'Mono' means 'one' and 'clone' means 'identical copy'. Monoclonal antibodies are identical copies of one type of antibody.
Antibodies are proteins produced by a type of white blood called lymphocytes. Pathogens have proteins on their surface called antigens. When a pathogen infects the body, the lymphocytes recognise these antigens as foreign and attack them by producing antibodies.
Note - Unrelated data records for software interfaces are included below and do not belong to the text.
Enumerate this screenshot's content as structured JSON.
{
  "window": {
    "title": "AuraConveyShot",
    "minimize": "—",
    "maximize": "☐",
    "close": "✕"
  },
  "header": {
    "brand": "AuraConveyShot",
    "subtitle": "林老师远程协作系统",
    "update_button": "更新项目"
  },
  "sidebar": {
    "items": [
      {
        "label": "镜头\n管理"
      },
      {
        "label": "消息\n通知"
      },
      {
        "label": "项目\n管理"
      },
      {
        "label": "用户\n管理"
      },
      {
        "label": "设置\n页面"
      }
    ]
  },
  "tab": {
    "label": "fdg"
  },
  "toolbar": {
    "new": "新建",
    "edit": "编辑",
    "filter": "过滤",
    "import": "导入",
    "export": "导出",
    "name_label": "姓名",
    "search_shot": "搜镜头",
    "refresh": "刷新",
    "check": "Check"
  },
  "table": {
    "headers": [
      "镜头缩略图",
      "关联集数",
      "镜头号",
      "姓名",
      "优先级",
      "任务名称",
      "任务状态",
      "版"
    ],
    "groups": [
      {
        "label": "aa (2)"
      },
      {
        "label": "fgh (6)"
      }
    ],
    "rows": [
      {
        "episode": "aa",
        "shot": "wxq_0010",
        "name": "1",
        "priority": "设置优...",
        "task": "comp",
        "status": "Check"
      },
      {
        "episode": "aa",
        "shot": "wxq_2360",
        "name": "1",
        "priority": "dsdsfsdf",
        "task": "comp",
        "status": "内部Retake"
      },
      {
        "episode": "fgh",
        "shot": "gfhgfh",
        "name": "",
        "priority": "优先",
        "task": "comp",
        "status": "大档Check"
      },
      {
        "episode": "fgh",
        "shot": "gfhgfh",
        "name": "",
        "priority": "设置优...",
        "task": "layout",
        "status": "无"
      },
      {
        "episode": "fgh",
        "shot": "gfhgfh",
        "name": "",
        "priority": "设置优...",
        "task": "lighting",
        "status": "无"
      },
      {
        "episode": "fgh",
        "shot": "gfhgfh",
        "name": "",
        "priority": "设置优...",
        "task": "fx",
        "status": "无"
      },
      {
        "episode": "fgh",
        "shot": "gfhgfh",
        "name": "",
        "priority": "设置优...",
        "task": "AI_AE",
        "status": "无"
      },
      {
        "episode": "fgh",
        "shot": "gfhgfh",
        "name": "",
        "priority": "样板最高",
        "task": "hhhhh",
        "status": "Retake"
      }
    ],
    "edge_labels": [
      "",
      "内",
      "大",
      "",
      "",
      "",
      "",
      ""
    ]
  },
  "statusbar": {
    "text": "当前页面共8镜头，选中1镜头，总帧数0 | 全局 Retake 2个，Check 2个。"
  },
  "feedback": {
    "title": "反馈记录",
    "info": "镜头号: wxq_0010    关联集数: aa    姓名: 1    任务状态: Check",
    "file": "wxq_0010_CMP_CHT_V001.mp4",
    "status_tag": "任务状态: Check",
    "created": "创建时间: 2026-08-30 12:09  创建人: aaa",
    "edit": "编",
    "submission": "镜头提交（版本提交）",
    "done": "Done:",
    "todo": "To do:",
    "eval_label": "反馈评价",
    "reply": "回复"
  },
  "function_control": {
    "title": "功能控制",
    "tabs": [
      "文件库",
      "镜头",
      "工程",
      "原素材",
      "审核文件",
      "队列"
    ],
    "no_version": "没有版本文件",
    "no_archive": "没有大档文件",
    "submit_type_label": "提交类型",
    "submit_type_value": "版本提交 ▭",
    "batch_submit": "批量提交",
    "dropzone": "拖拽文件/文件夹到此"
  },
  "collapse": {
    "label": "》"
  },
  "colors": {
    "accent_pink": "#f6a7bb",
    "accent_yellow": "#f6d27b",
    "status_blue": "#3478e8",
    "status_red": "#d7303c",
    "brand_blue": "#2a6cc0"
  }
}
Antibodies bind to specific antigens on pathogens. This means that only one type of antibody will bind to a matching antigen. Scientists discovered that we could make antibodies to bind to antigens on other substances, and not just those on pathogens. Once bound, the antigens - and the substances they are found on - are merged tightly together. This makes them easier to identify and deal with.